ERO report: Year 9 Plus
An Education Review Office report released today suggests New Zealand schools need to do more to support at-risk students as they transition into secondary school. The Education Review Office has just published findings on the first year of Year 9 Plus, a trial in the East Coast region that aims to improve educational outcomes for students.
The transition to secondary school can be a period of significant risk for vulnerable learners. Secondary school environments are typically larger, and more socially and academically complex. Learners must quickly acquire skills to navigate in these environments if they are to be successful. Those learners who struggle in this transition tend to disengage from their learning early either through increases in absenteeism or being stood down from school as a consequence of challenging behaviour. The trial focused on a group of students identified in Year 8 who were at risk of not transitioning well to secondary school in 2016.
The Ministry of Education employed a champion for each student in the trial; someone of standing in the community, whose role was to work with the students, their whānau and their school to keep the students engaged in learning and achieving success.
The champions liaised with community organisations and government agencies to make sure the students and their whānau had access to any wrap-around support needed. The intent is that the champions will support their students through their secondary school education, building on a strong early foundation in Year 9.
ERO found that the schools where Year 9 Plus worked best were the ones where the school leaders were well-informed, had developed sound working protocols with the champions, and had high levels of relational trust.
Students generally experienced smooth transitions when the schools made good use of information about the student from the contributing primary or intermediate school.
Chief Review Officer, Nicholas Pole commented: “Although the trial is restricted to schools in the East Coast region, ERO’s findings have wider implications in that all schools need to be thinking about how to successfully support vulnerable learners in their transition into secondary school.
“What this trial is showing us is that schools need to know who their at-risk children and their families are, so they can build relationships to support each child’s learning and wellbeing. They need explicit plans for these learners and a significant adult in their lives who is able to bridge between home and school life. Schools also need to ensure that there is collective ownership for the learner throughout the school setting and that their programmes are tailored to the learner’s interests, abilities and aspirations.
“The students in the trial were some of our most vulnerable and they need to be supported in the best way possible so they can do well,” Mr Pole said.
One of the students summed up their feelings about the trial, telling ERO to advise both schools and champions that: “We might be a pain, but do not give up on us.”
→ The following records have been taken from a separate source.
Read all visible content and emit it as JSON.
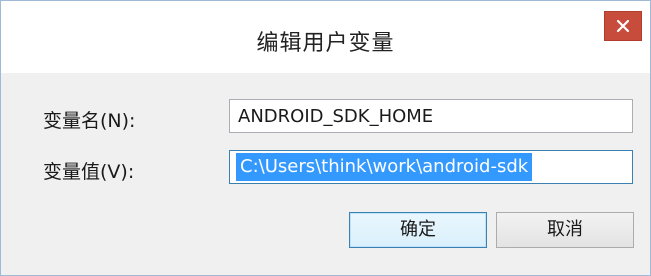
{
  "window": {
    "title": "编辑用户变量",
    "close_icon": "close-icon",
    "close_color": "#c74c3c"
  },
  "form": {
    "name_label": "变量名(N):",
    "name_value": "ANDROID_SDK_HOME",
    "value_label": "变量值(V):",
    "value_value": "C:\\Users\\think\\work\\android-sdk"
  },
  "buttons": {
    "ok_label": "确定",
    "cancel_label": "取消"
  },
  "colors": {
    "selection": "#3399ff",
    "focus_border": "#3c7fb1"
  }
}
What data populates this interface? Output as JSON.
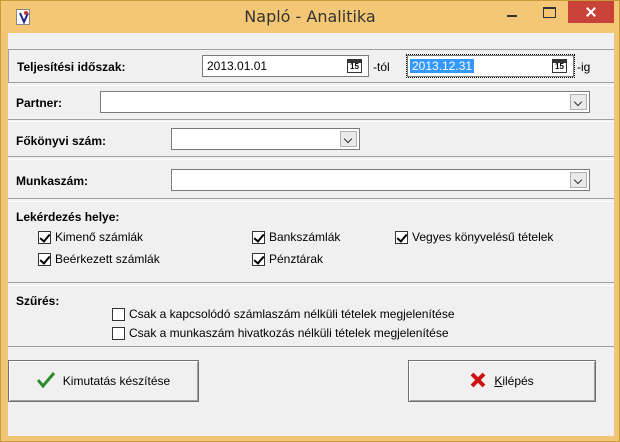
{
  "window": {
    "title": "Napló - Analitika"
  },
  "period": {
    "label": "Teljesítési időszak:",
    "from_value": "2013.01.01",
    "from_suffix": "-tól",
    "to_value": "2013.12.31",
    "to_suffix": "-ig",
    "calendar_glyph": "15"
  },
  "partner": {
    "label": "Partner:",
    "value": ""
  },
  "ledger": {
    "label": "Főkönyvi szám:",
    "value": ""
  },
  "job": {
    "label": "Munkaszám:",
    "value": ""
  },
  "query_location": {
    "label": "Lekérdezés helye:",
    "options": [
      {
        "label": "Kimenő számlák",
        "checked": true
      },
      {
        "label": "Bankszámlák",
        "checked": true
      },
      {
        "label": "Vegyes könyvelésű tételek",
        "checked": true
      },
      {
        "label": "Beérkezett számlák",
        "checked": true
      },
      {
        "label": "Pénztárak",
        "checked": true
      }
    ]
  },
  "filter": {
    "label": "Szűrés:",
    "options": [
      {
        "label": "Csak a kapcsolódó számlaszám nélküli tételek megjelenítése",
        "checked": false
      },
      {
        "label": "Csak a munkaszám hivatkozás nélküli tételek megjelenítése",
        "checked": false
      }
    ]
  },
  "buttons": {
    "report_label": "Kimutatás készítése",
    "exit_label": "Kilépés",
    "exit_accel": "K",
    "exit_rest": "ilépés"
  },
  "colors": {
    "titlebar": "#f3c775",
    "close": "#c9423a",
    "selection": "#3399ff",
    "check_icon": "#2e8b2e",
    "x_icon": "#cc1111"
  }
}
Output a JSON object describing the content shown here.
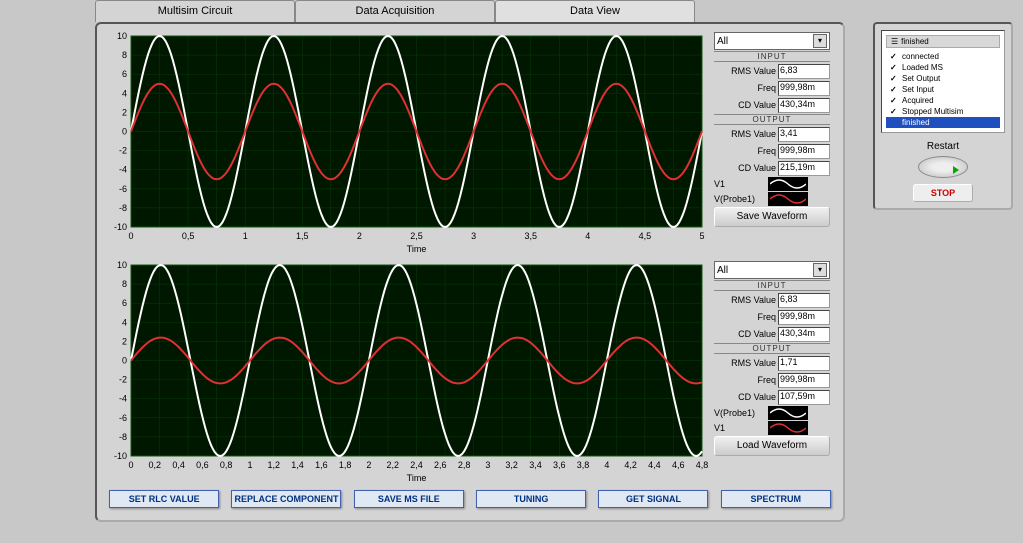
{
  "tabs": {
    "t1": "Multisim Circuit",
    "t2": "Data Acquisition",
    "t3": "Data View"
  },
  "chart1": {
    "y_ticks": [
      10,
      8,
      6,
      4,
      2,
      0,
      -2,
      -4,
      -6,
      -8,
      -10
    ],
    "x_ticks": [
      "0",
      "0,5",
      "1",
      "1,5",
      "2",
      "2,5",
      "3",
      "3,5",
      "4",
      "4,5",
      "5"
    ],
    "xlabel": "Time",
    "dropdown": "All",
    "input_header": "INPUT",
    "output_header": "OUTPUT",
    "input": {
      "rms_l": "RMS Value",
      "rms_v": "6,83",
      "freq_l": "Freq",
      "freq_v": "999,98m",
      "cd_l": "CD Value",
      "cd_v": "430,34m"
    },
    "output": {
      "rms_l": "RMS Value",
      "rms_v": "3,41",
      "freq_l": "Freq",
      "freq_v": "999,98m",
      "cd_l": "CD Value",
      "cd_v": "215,19m"
    },
    "legend1": "V1",
    "legend2": "V(Probe1)",
    "save_btn": "Save Waveform"
  },
  "chart2": {
    "y_ticks": [
      10,
      8,
      6,
      4,
      2,
      0,
      -2,
      -4,
      -6,
      -8,
      -10
    ],
    "x_ticks": [
      "0",
      "0,2",
      "0,4",
      "0,6",
      "0,8",
      "1",
      "1,2",
      "1,4",
      "1,6",
      "1,8",
      "2",
      "2,2",
      "2,4",
      "2,6",
      "2,8",
      "3",
      "3,2",
      "3,4",
      "3,6",
      "3,8",
      "4",
      "4,2",
      "4,4",
      "4,6",
      "4,8"
    ],
    "xlabel": "Time",
    "dropdown": "All",
    "input_header": "INPUT",
    "output_header": "OUTPUT",
    "input": {
      "rms_l": "RMS Value",
      "rms_v": "6,83",
      "freq_l": "Freq",
      "freq_v": "999,98m",
      "cd_l": "CD Value",
      "cd_v": "430,34m"
    },
    "output": {
      "rms_l": "RMS Value",
      "rms_v": "1,71",
      "freq_l": "Freq",
      "freq_v": "999,98m",
      "cd_l": "CD Value",
      "cd_v": "107,59m"
    },
    "legend1": "V(Probe1)",
    "legend2": "V1",
    "load_btn": "Load Waveform"
  },
  "buttons": {
    "b1": "SET RLC VALUE",
    "b2": "REPLACE COMPONENT",
    "b3": "SAVE MS FILE",
    "b4": "TUNING",
    "b5": "GET SIGNAL",
    "b6": "SPECTRUM"
  },
  "status": {
    "header": "finished",
    "items": [
      "connected",
      "Loaded MS",
      "Set Output",
      "Set Input",
      "Acquired",
      "Stopped Multisim"
    ],
    "selected": "finished",
    "restart": "Restart",
    "stop": "STOP"
  },
  "chart_data": [
    {
      "type": "line",
      "title": "",
      "xlabel": "Time",
      "ylabel": "",
      "ylim": [
        -10,
        10
      ],
      "xlim": [
        0,
        5
      ],
      "series": [
        {
          "name": "V1",
          "color": "#ffffff",
          "amplitude": 10,
          "frequency": 1,
          "phase": 0
        },
        {
          "name": "V(Probe1)",
          "color": "#e03030",
          "amplitude": 5,
          "frequency": 1,
          "phase": 0
        }
      ]
    },
    {
      "type": "line",
      "title": "",
      "xlabel": "Time",
      "ylabel": "",
      "ylim": [
        -10,
        10
      ],
      "xlim": [
        0,
        4.8
      ],
      "series": [
        {
          "name": "V(Probe1)",
          "color": "#ffffff",
          "amplitude": 10,
          "frequency": 1,
          "phase": 0
        },
        {
          "name": "V1",
          "color": "#e03030",
          "amplitude": 2.4,
          "frequency": 1,
          "phase": 0
        }
      ]
    }
  ]
}
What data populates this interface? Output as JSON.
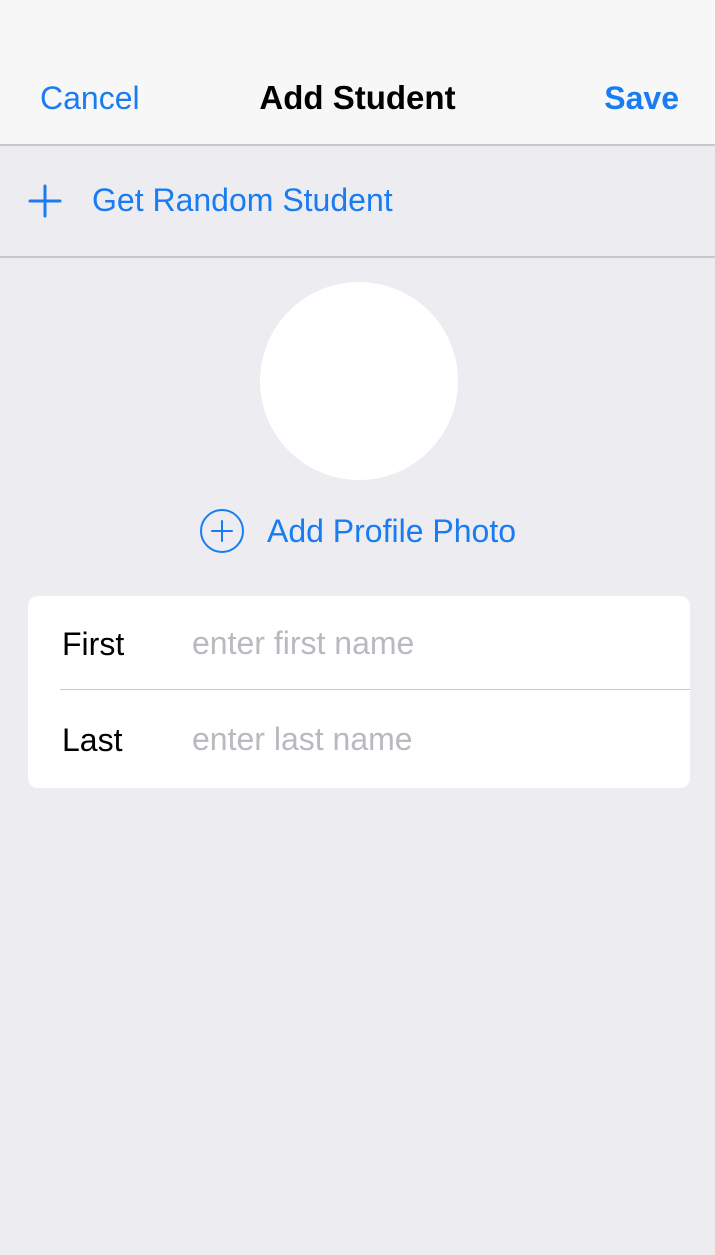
{
  "nav": {
    "cancel_label": "Cancel",
    "title": "Add Student",
    "save_label": "Save"
  },
  "random": {
    "label": "Get Random Student",
    "icon": "plus-icon"
  },
  "profile": {
    "add_photo_label": "Add Profile Photo",
    "icon": "circle-plus-icon"
  },
  "form": {
    "first": {
      "label": "First",
      "value": "",
      "placeholder": "enter first name"
    },
    "last": {
      "label": "Last",
      "value": "",
      "placeholder": "enter last name"
    }
  },
  "colors": {
    "accent": "#1a7cf2",
    "background": "#ececf1",
    "nav_background": "#f7f7f8",
    "separator": "#c8c7cc",
    "placeholder": "#b9b9bf"
  }
}
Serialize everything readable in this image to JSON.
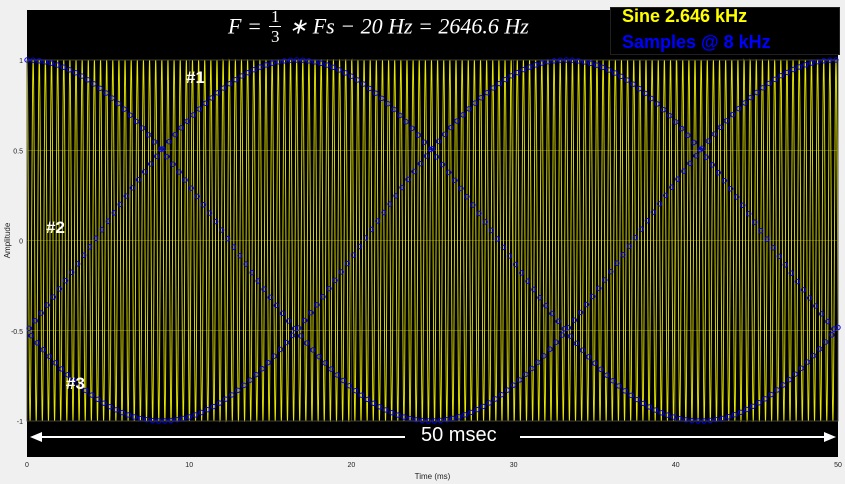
{
  "chart_data": {
    "type": "line",
    "title": "",
    "xlabel": "Time (ms)",
    "ylabel": "Amplitude",
    "xlim": [
      0,
      50
    ],
    "ylim": [
      -1,
      1
    ],
    "x_ticks": [
      0,
      10,
      20,
      30,
      40,
      50
    ],
    "y_ticks": [
      -1,
      -0.5,
      0,
      0.5,
      1
    ],
    "y_tick_labels": [
      "-1",
      "-0.5",
      "0",
      "0.5",
      "1"
    ],
    "grid": true,
    "legend": {
      "entries": [
        "Sine 2.646 kHz",
        "Samples @ 8 kHz"
      ],
      "placement": "top-right"
    },
    "signal_frequency_hz": 2646.6,
    "sample_rate_hz": 8000,
    "series": [
      {
        "name": "Sine 2.646 kHz",
        "kind": "continuous sine",
        "frequency_hz": 2646.6,
        "amplitude": 1
      },
      {
        "name": "Samples @ 8 kHz",
        "kind": "samples",
        "sample_rate_hz": 8000
      }
    ],
    "sample_envelope_curves": [
      {
        "label": "#1",
        "x": [
          0,
          4.1,
          12.4,
          20.8,
          29.1,
          37.5,
          45.8,
          50
        ],
        "y": [
          0.87,
          1,
          0.5,
          1,
          0.5,
          1,
          0.5,
          0.87
        ]
      },
      {
        "label": "#2",
        "x": [
          0,
          4.1,
          12.4,
          20.8,
          29.1,
          37.5,
          45.8,
          50
        ],
        "y": [
          0,
          -0.5,
          0.5,
          -0.5,
          0.5,
          -0.5,
          0.5,
          0
        ]
      },
      {
        "label": "#3",
        "x": [
          0,
          4.1,
          12.4,
          20.8,
          29.1,
          37.5,
          45.8,
          50
        ],
        "y": [
          -0.87,
          -0.5,
          -1,
          -0.5,
          -1,
          -0.5,
          -1,
          -0.87
        ]
      }
    ],
    "annotations": {
      "formula": {
        "lhs": "F =",
        "num": "1",
        "den": "3",
        "rhs": "∗ Fs − 20 Hz = 2646.6 Hz"
      },
      "duration": "50 msec"
    }
  },
  "colors": {
    "signal": "#ffff00",
    "samples": "#0000ff",
    "plot_bg": "#000000",
    "grid": "#c8c84a"
  }
}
ERO will continue to monitor this important trial and provide feedback to the Ministry of Education on potential enhancements.
The full ERO report is available here:
For further information contact ERO Communications Manager, Amanda Forsey: 021 459 472